[Web page and app entries]
↓↓↓
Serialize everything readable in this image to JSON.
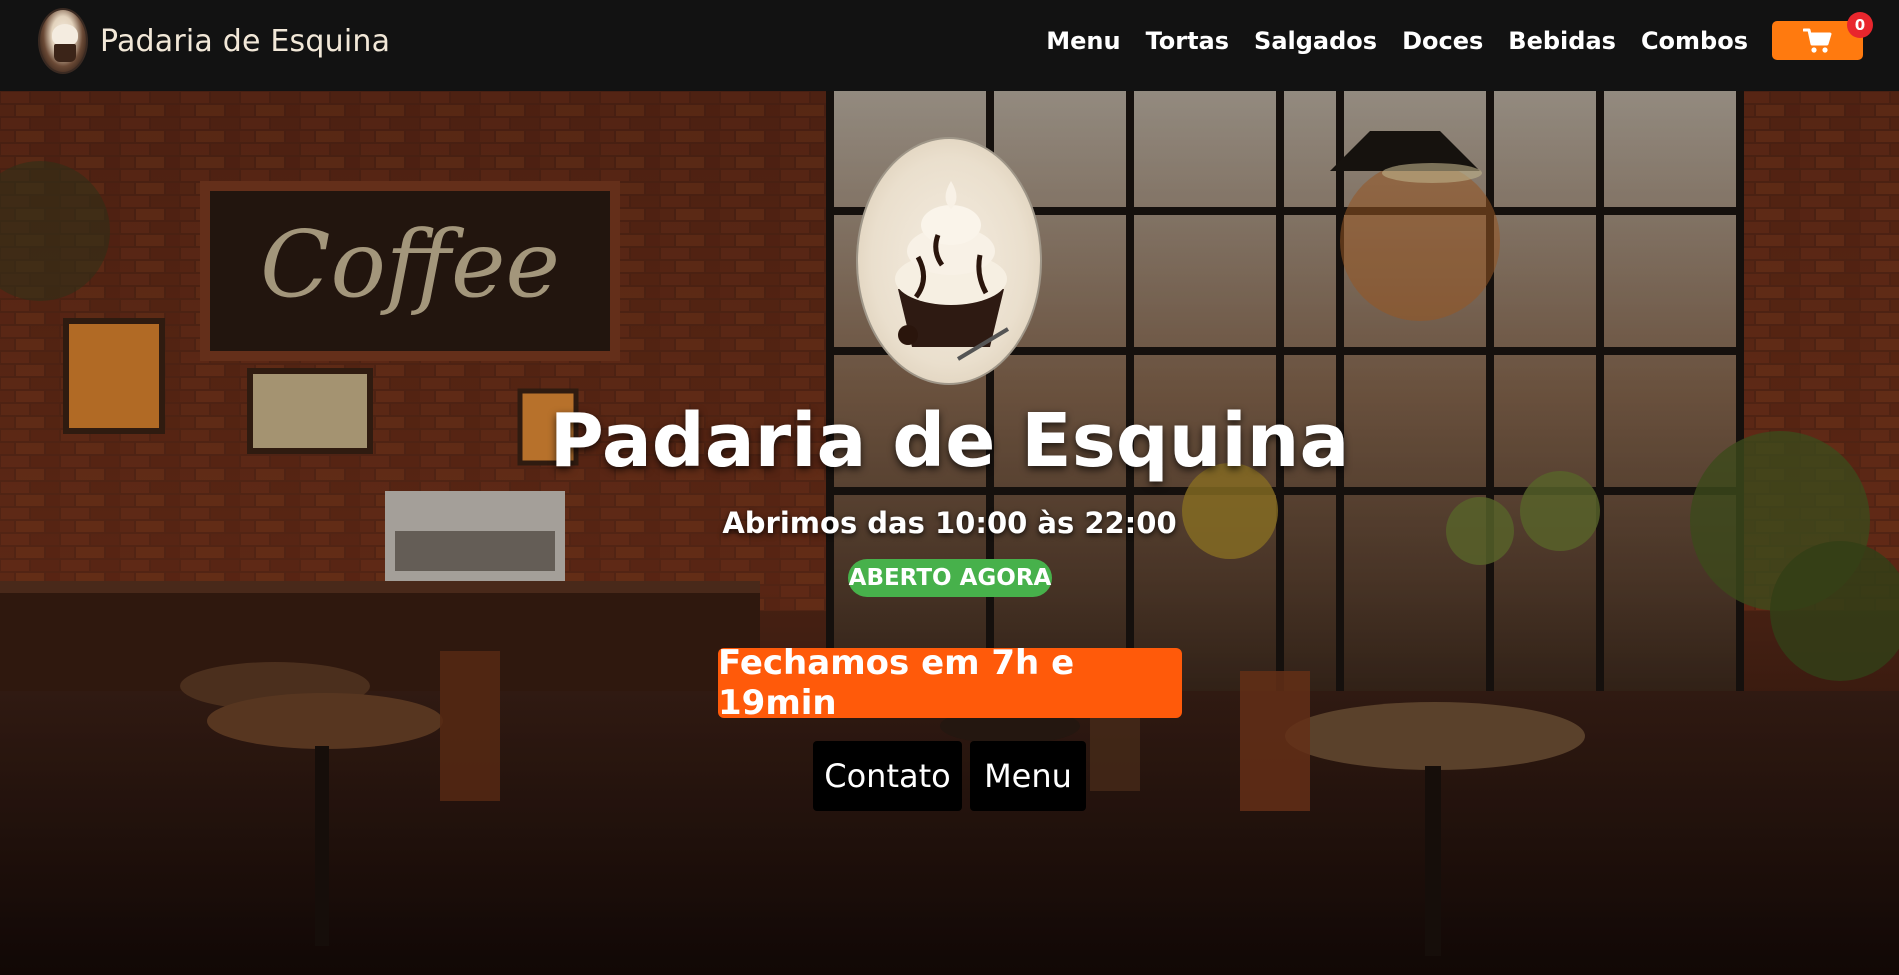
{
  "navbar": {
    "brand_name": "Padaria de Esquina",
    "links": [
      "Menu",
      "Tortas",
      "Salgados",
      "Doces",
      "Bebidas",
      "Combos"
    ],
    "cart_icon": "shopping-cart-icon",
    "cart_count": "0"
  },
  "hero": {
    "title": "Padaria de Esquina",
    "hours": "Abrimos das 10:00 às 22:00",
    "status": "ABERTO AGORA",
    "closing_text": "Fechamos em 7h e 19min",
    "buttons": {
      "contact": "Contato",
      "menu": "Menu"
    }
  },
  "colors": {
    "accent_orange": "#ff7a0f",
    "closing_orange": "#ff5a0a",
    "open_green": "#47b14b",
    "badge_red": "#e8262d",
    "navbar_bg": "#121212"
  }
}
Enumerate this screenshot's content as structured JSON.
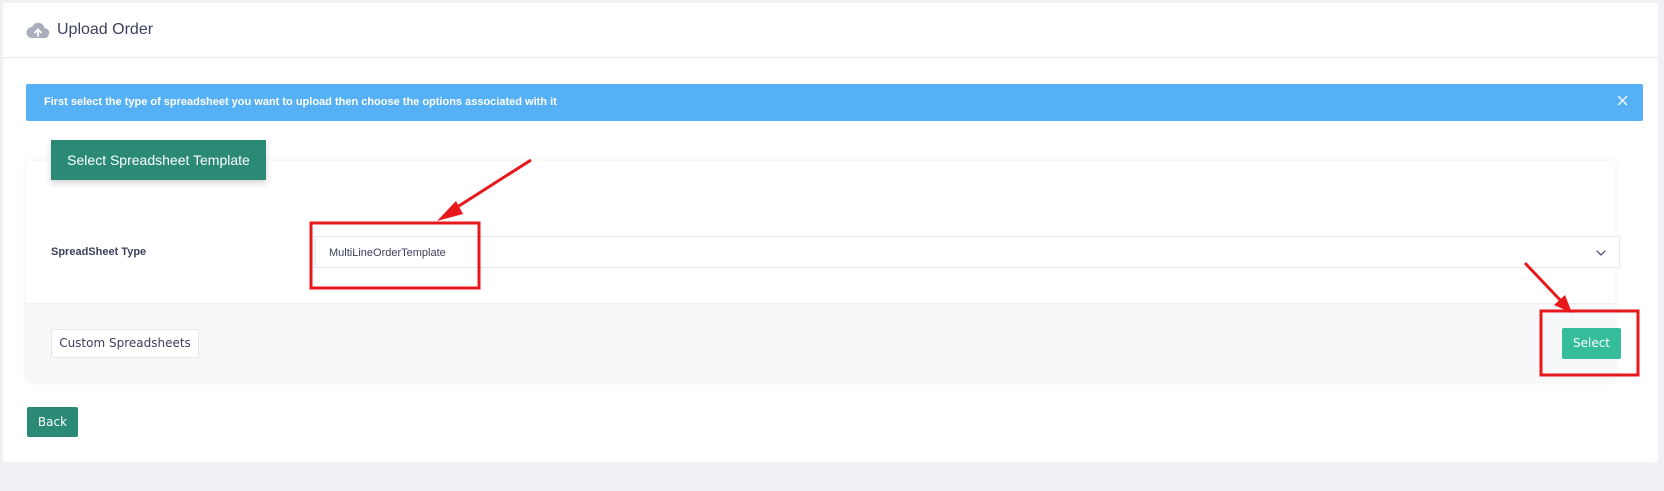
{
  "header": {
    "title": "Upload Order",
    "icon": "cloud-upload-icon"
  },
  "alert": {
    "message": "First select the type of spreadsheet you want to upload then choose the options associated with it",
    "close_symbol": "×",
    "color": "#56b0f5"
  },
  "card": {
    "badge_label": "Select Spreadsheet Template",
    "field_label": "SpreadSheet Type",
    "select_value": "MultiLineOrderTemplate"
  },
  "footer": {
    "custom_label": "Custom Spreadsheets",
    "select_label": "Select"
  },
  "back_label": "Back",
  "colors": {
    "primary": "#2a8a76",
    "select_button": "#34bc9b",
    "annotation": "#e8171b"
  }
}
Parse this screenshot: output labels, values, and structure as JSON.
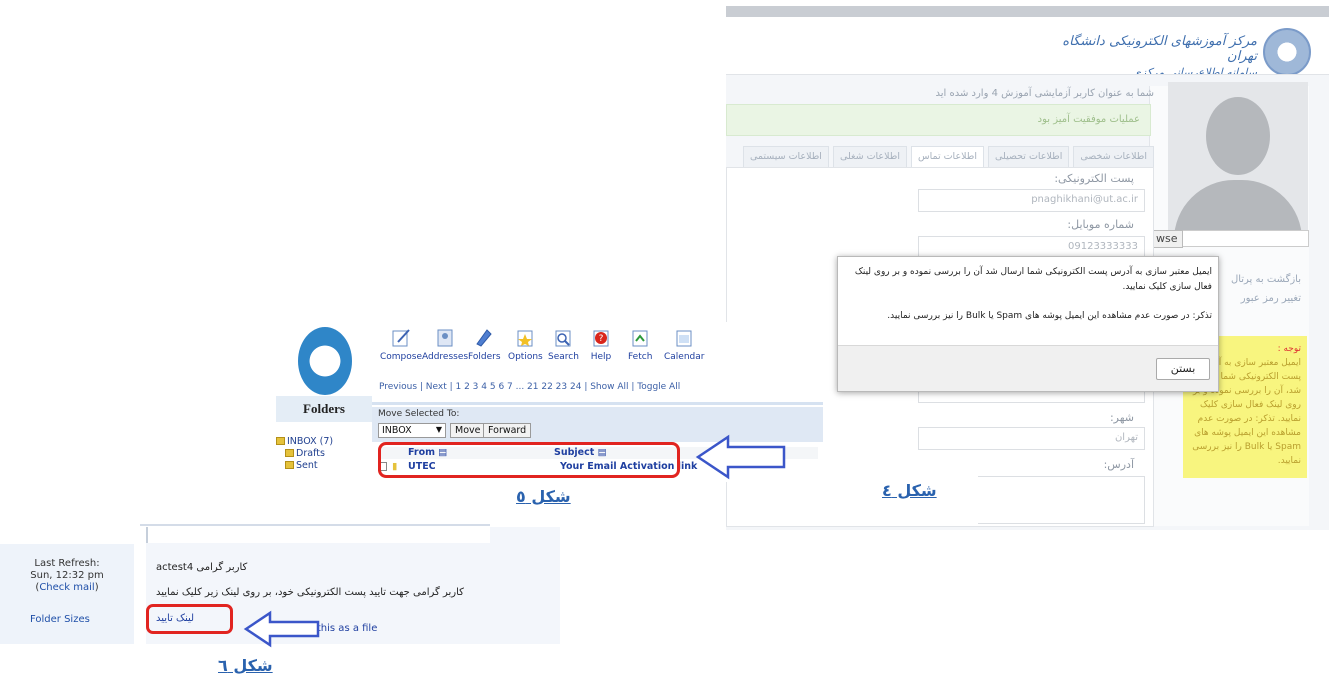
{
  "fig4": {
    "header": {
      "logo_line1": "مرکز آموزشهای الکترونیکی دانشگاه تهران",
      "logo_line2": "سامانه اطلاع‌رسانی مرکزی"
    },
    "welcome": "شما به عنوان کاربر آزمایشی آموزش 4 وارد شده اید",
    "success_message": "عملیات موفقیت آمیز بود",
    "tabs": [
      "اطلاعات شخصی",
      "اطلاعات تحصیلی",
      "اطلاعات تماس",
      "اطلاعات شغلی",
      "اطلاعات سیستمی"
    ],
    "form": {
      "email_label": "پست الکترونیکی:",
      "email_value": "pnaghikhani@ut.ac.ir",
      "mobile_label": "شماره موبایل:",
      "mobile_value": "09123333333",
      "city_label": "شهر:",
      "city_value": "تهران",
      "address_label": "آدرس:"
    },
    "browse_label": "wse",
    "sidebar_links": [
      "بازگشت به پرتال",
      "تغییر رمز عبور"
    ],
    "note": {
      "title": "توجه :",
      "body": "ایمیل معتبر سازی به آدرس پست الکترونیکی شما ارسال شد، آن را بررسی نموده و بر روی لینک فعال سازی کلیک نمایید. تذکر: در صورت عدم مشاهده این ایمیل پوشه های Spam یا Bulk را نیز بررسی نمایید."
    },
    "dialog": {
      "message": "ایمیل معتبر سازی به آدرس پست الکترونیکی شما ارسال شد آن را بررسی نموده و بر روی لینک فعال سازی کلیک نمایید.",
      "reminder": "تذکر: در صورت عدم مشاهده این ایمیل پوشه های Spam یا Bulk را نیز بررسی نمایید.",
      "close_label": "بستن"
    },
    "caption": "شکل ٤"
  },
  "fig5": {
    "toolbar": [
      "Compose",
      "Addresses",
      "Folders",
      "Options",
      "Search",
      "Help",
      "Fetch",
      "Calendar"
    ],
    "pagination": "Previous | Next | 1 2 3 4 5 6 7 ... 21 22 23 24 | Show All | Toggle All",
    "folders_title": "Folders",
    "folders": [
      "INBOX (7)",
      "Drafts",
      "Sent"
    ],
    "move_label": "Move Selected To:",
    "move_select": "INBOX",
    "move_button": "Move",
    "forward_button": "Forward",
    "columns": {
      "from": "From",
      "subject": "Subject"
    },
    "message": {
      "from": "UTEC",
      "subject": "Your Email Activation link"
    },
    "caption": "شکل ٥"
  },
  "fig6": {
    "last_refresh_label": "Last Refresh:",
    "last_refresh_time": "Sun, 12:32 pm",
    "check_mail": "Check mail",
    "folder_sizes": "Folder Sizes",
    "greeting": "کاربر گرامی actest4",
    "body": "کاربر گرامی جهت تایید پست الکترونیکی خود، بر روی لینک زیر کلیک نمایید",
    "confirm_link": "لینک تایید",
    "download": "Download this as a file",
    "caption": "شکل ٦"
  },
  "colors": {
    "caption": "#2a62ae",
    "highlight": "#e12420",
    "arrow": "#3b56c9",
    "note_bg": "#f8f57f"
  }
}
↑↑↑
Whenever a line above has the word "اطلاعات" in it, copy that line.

      "اطلاعات شخصی",
      "اطلاعات تحصیلی",
      "اطلاعات تماس",
      "اطلاعات شغلی",
      "اطلاعات سیستمی"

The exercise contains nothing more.